So your school is having a science fair! Great! The science fair has
long been a favorite educational tool in the American school system, and
for a good reason: Your teachers hate you.
Ha ha! No, seriously, although a science fair can seem like a big
"pain," it can help you understand important scientific principles, such
as Newton's First Law of Inertia, which states: "A body at rest will
remain at rest until 8:45 p.m. the night before the science-fair project
is due, at which point the body will come rushing to the body's parents,
who are already in their pajamas, and shout, 'I JUST REMEMBERED THE
SCIENCE FAIR IS TOMORROW AND WE GOTTA GO TO THE STORE RIGHT NOW!'"
Being driven to the store by pajama-wearing parents at the last minute
is the most important part of any science-fair project, because your
project, to be legal, must have an Official Science Fair Display Board.
This is a big white board that you fold into three sections, thus giving
it the stability that it needs to collapse instantly when approached by
humans. The international scientific community does not recognize any
scientific discovery that does not have an Official Science Fair Display
Board teetering behind it; many top scientists fail to win the Nobel
Prize for exactly this reason.
Once you have returned home and gotten your display board folded into
three sections (allow about six hours for this) it's time to start
thinking about what kind of project to do. The prize-winning projects
are the ones that clearly yet imaginatively demonstrate an interesting
scientific principle. So you can forget about winning a prize. What
you need is a project that can be done at 1 a.m. using materials found
in your house. Ideally, it should also involve a minimum of property
damage or death, which is why, on the advice of this newspaper's legal
counsel, we are not going to discuss some of our popular project topics
from previous years, such as "What Is Inside Plumbing?" and
"Flame-Proofing Your Cat."
Whatever topic you select, your project should be divided into three
parts: (1) The Hypothesis; (2) The Part That Goes After The Hypothesis;
and (3) The Conclusion (this should always be the same as the
The hypothesis -- which comes from the Greek words "hypot," meaning

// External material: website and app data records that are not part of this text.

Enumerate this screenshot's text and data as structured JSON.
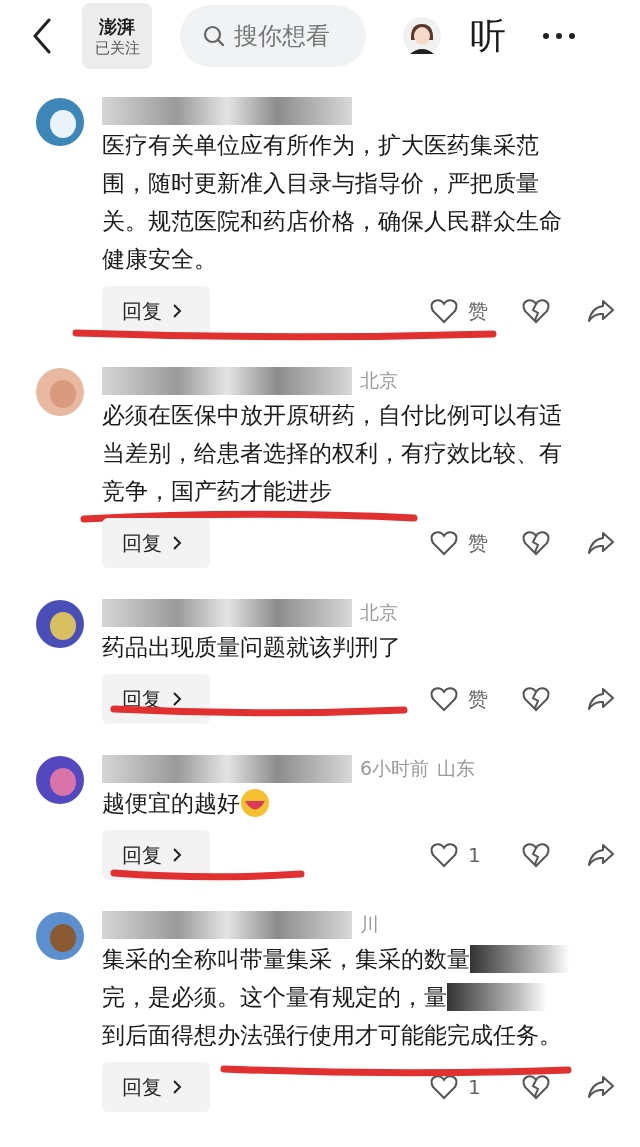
{
  "top_bar": {
    "logo": "澎湃",
    "follow_label": "已关注",
    "search": {
      "placeholder": "搜你想看"
    },
    "listen_label": "听"
  },
  "comments": [
    {
      "name_hidden": true,
      "lines": [
        {
          "text": "医疗有关单位应有所作为，扩大医药集采范",
          "redacted_tail": false
        },
        {
          "text": "围，随时更新准入目录与指导价，严把质量",
          "redacted_tail": false
        },
        {
          "text": "关。规范医院和药店价格，确保人民群众生命",
          "redacted_tail": false
        },
        {
          "text": "健康安全。",
          "redacted_tail": false
        }
      ],
      "emoji": false,
      "reply": "回复",
      "like_label": "赞",
      "kind": "across_actions"
    },
    {
      "name_hidden": true,
      "meta": [
        "北京"
      ],
      "lines": [
        {
          "text": "必须在医保中放开原研药，自付比例可以有适",
          "redacted_tail": false
        },
        {
          "text": "当差别，给患者选择的权利，有疗效比较、有",
          "redacted_tail": false
        },
        {
          "text": "竞争，国产药才能进步",
          "redacted_tail": false
        }
      ],
      "emoji": false,
      "reply": "回复",
      "like_label": "赞",
      "kind": "below_text"
    },
    {
      "name_hidden": true,
      "meta": [
        "北京"
      ],
      "lines": [
        {
          "text": "药品出现质量问题就该判刑了",
          "redacted_tail": false
        }
      ],
      "emoji": false,
      "reply": "回复",
      "like_label": "赞",
      "kind": "reply_to_like"
    },
    {
      "name_hidden": true,
      "meta": [
        "6小时前",
        "山东"
      ],
      "lines": [
        {
          "text": "越便宜的越好",
          "redacted_tail": false
        }
      ],
      "emoji": true,
      "reply": "回复",
      "like_label": "1",
      "kind": "under_reply"
    },
    {
      "name_hidden": true,
      "meta": [
        "川"
      ],
      "lines": [
        {
          "text": "集采的全称叫带量集采，集采的数量",
          "redacted_tail": true
        },
        {
          "text": "完，是必须。这个量有规定的，量",
          "redacted_tail": true
        },
        {
          "text": "到后面得想办法强行使用才可能能完成任务。",
          "redacted_tail": false
        }
      ],
      "emoji": false,
      "reply": "回复",
      "like_label": "1",
      "kind": "after_reply"
    }
  ]
}
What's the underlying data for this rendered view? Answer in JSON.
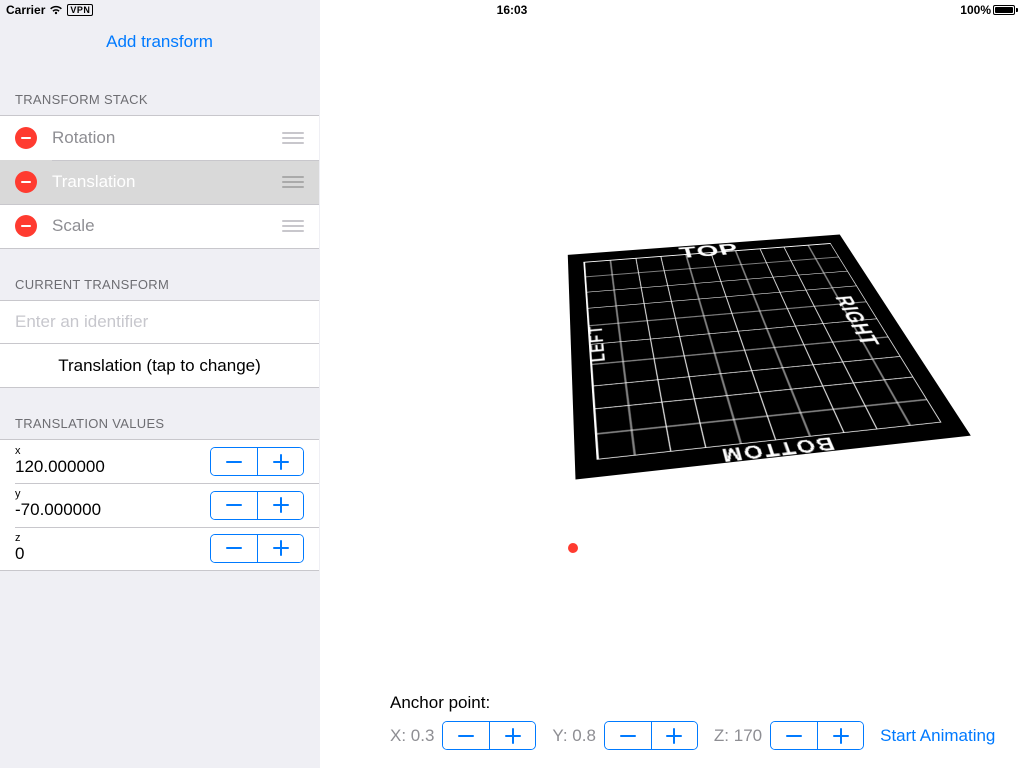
{
  "status": {
    "carrier": "Carrier",
    "vpn": "VPN",
    "time": "16:03",
    "battery": "100%"
  },
  "sidebar": {
    "add_label": "Add transform",
    "stack_header": "TRANSFORM STACK",
    "items": [
      {
        "label": "Rotation",
        "selected": false
      },
      {
        "label": "Translation",
        "selected": true
      },
      {
        "label": "Scale",
        "selected": false
      }
    ],
    "current_header": "CURRENT TRANSFORM",
    "identifier_placeholder": "Enter an identifier",
    "type_label": "Translation (tap to change)",
    "values_header": "TRANSLATION VALUES",
    "values": [
      {
        "axis": "x",
        "value": "120.000000"
      },
      {
        "axis": "y",
        "value": "-70.000000"
      },
      {
        "axis": "z",
        "value": "0"
      }
    ]
  },
  "preview": {
    "edges": {
      "top": "TOP",
      "bottom": "BOTTOM",
      "left": "LEFT",
      "right": "RIGHT"
    }
  },
  "bottom": {
    "anchor_title": "Anchor point:",
    "x_label": "X: 0.3",
    "y_label": "Y: 0.8",
    "z_label": "Z: 170",
    "start_label": "Start Animating"
  }
}
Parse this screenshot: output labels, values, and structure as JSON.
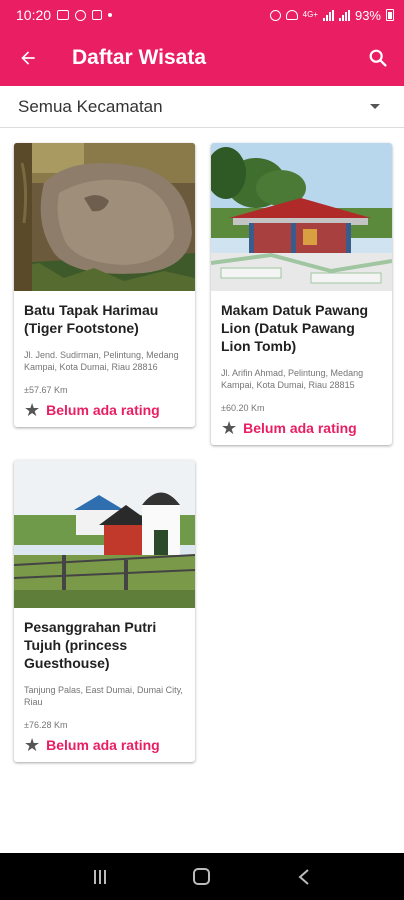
{
  "status_bar": {
    "time": "10:20",
    "network_label": "4G+",
    "battery": "93%"
  },
  "app_bar": {
    "title": "Daftar Wisata",
    "back_icon": "arrow-left-icon",
    "search_icon": "search-icon"
  },
  "filter": {
    "selected": "Semua Kecamatan"
  },
  "places": [
    {
      "name": "Batu Tapak Harimau (Tiger Footstone)",
      "address": "Jl. Jend. Sudirman, Pelintung, Medang Kampai, Kota Dumai, Riau 28816",
      "distance": "±57.67 Km",
      "rating": "Belum ada rating"
    },
    {
      "name": "Makam Datuk Pawang Lion (Datuk Pawang Lion Tomb)",
      "address": "Jl. Arifin Ahmad, Pelintung, Medang Kampai, Kota Dumai, Riau 28815",
      "distance": "±60.20 Km",
      "rating": "Belum ada rating"
    },
    {
      "name": "Pesanggrahan Putri Tujuh (princess Guesthouse)",
      "address": "Tanjung Palas, East Dumai, Dumai City, Riau",
      "distance": "±76.28 Km",
      "rating": "Belum ada rating"
    }
  ],
  "colors": {
    "primary": "#e91e63",
    "star": "#555555"
  }
}
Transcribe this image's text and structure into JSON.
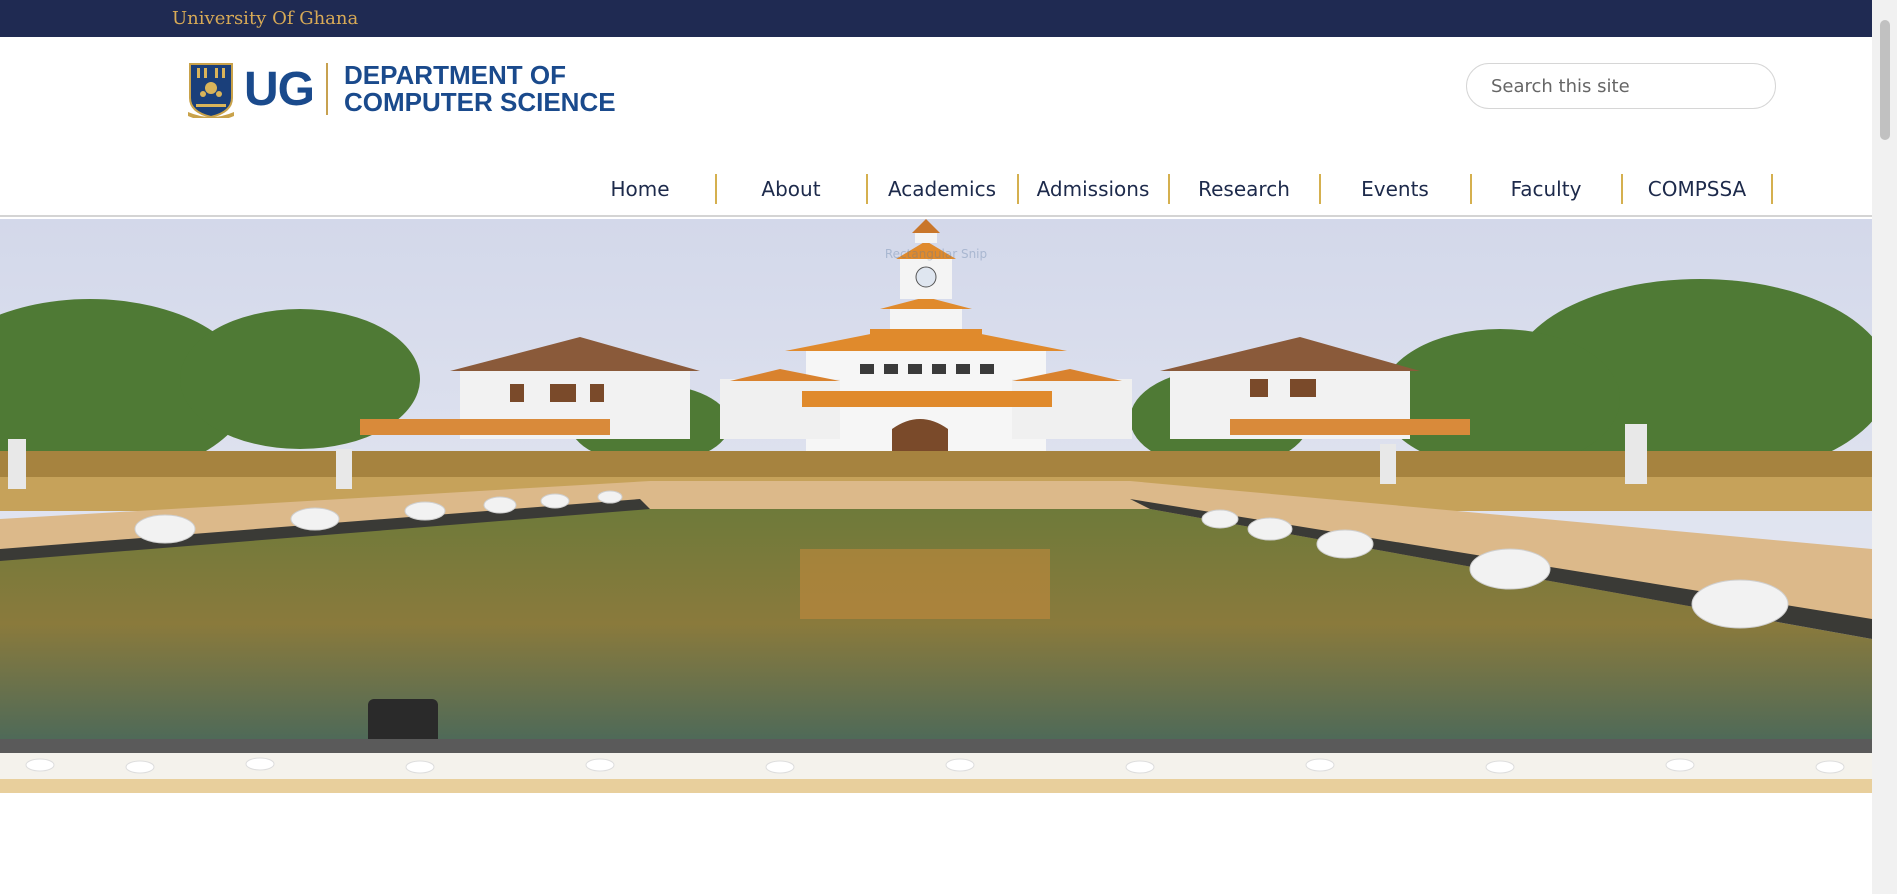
{
  "topbar": {
    "university": "University Of Ghana"
  },
  "brand": {
    "abbr": "UG",
    "dept_line1": "DEPARTMENT OF",
    "dept_line2": "COMPUTER SCIENCE"
  },
  "search": {
    "placeholder": "Search this site"
  },
  "nav": {
    "items": [
      {
        "label": "Home"
      },
      {
        "label": "About"
      },
      {
        "label": "Academics"
      },
      {
        "label": "Admissions"
      },
      {
        "label": "Research"
      },
      {
        "label": "Events"
      },
      {
        "label": "Faculty"
      },
      {
        "label": "COMPSSA"
      }
    ]
  },
  "hero": {
    "overlay_text": "Rectangular Snip"
  },
  "colors": {
    "topbar": "#1f2a52",
    "gold": "#d8aa56",
    "brand_blue": "#1a4a8c",
    "nav_separator": "#d5b04f"
  }
}
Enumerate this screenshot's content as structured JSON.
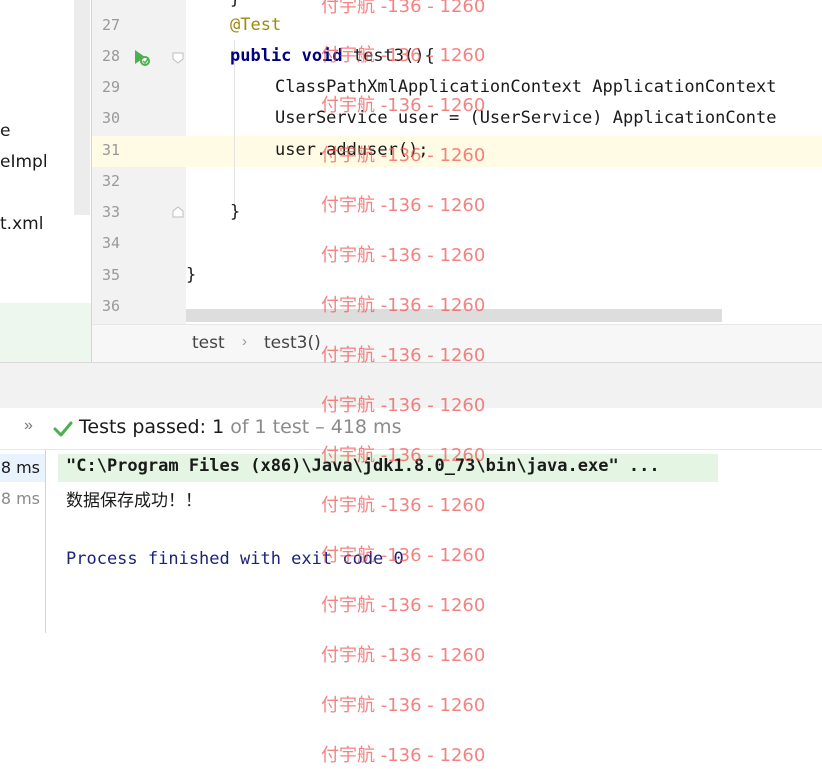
{
  "project_tree": {
    "items": [
      {
        "label": "e"
      },
      {
        "label": "eImpl"
      },
      {
        "label": "t.xml"
      }
    ]
  },
  "editor": {
    "line_numbers": [
      "27",
      "28",
      "29",
      "30",
      "31",
      "32",
      "33",
      "34",
      "35",
      "36"
    ],
    "code": {
      "annotation": "@Test",
      "method_public": "public",
      "method_void": "void",
      "method_sig": " test3(){",
      "line29": "ClassPathXmlApplicationContext ApplicationContext",
      "line30": "UserService user = (UserService) ApplicationConte",
      "line31": "user.adduser();",
      "close_method": "}",
      "close_class": "}",
      "top_partial": "}"
    },
    "current_line": "31"
  },
  "breadcrumb": {
    "items": [
      "test",
      "test3()"
    ],
    "separator": "›"
  },
  "test_status": {
    "expand": "»",
    "label": "Tests passed:",
    "count": "1",
    "rest": "of 1 test – 418 ms"
  },
  "tests_tree": {
    "times": [
      "8 ms",
      "8 ms"
    ]
  },
  "console": {
    "command": "\"C:\\Program Files (x86)\\Java\\jdk1.8.0_73\\bin\\java.exe\" ...",
    "output": "数据保存成功！！",
    "exit": "Process finished with exit code 0"
  },
  "watermark": {
    "text": "付宇航 -136 - 1260"
  },
  "colors": {
    "keyword": "#000080",
    "annotation": "#9e880d",
    "current_line": "#fffbe5",
    "success_green": "#4caf50",
    "watermark": "#ef5350"
  }
}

"word," and "hesis," meaning "that I am looking up in the dictionary
right now" -- is defined as "an unproved theory, proposition,
supposition, etc. tentatively accepted to explain certain facts." For
example, a good hypothesis for your science-fair project might be:
"There is a lot of gravity around." You could prove this via an
experiment in which you pick up various household items such as
underwear, small appliances, siblings, etc., and observe what happens
when you let go of them. Your conclusion would of course be: "There is
a lot of gravity around." This would be dramatically illustrated, in
your science-fair exhibit, by the fact that your Official Science Fair
Display Board was lying face-down on the floor.
If that project sounds like too much effort, you might consider
duplicating the one that my wife swears she did in the seventh grade
late on the night before the science fair. It was called "Waves," and
it consisted entirely of a baking pan filled with water, and a pencil.
"You swished the pencil around in the water, and it made waves," my wife
I asked her what scientific principle this project demonstrated, and,
after thinking about it for a moment, she answered: "The movement of
Impossible though it may sound, I did a project in sixth grade that was
even lamer than that. It was called "Phases of the Moon," and it
consisted of a small rubber ball that I had darkened half of by
scribbling on it with a pen. You were supposed to rotate the ball, thus
demonstrating scientifically that the phases of the Moon were caused by,
I don't know, ink.
The total elapsed time involved in conceiving of and constructing this
project was maybe 10 minutes, of which at least nine were devoted to
scribbling. But it still might have been a success had it not been for
the fact that some of my fellow students found it amusing to snatch up
the Moon and throw it, so that it became sort of a gypsy exhibit,
traveling around the Harold C. Crittenden Junior High School gymnasium,
landing in and becoming part of other projects, helping to demonstrate
magnetism, photosynthesis, etc. So my project ended up being just a
sign saying "PHASES OF THE MOON" sitting on an otherwise bare naked
table, the scientific implication being that the Moon is a very moody
celestial body that sometimes gets in a phase where it just takes off
without telling anybody.
Of course if you want to get a good grade, you have to do a project that
will impress your teachers. Here's a proven winner:
"HYPOTHESIS -- That (Name of Teacher) and (Name of Another Teacher)
would prefer that I not distribute the photo I took of them when they
were 'chaperoning' our class trip to Epcot Center and they ducked behind
the cottage-cheese exhibit in the Amazing World Of Curds."
Depending on the quality of your research, you might get more than a
good grade from your teachers: You might get actual money! Yes,
science truly can be rewarding. So why wait until the last minute to
start your science-fair project? Why not get started immediately on
exploring the amazing world of science, without which we would not have
modern technology. Television, for example. Let's turn it on right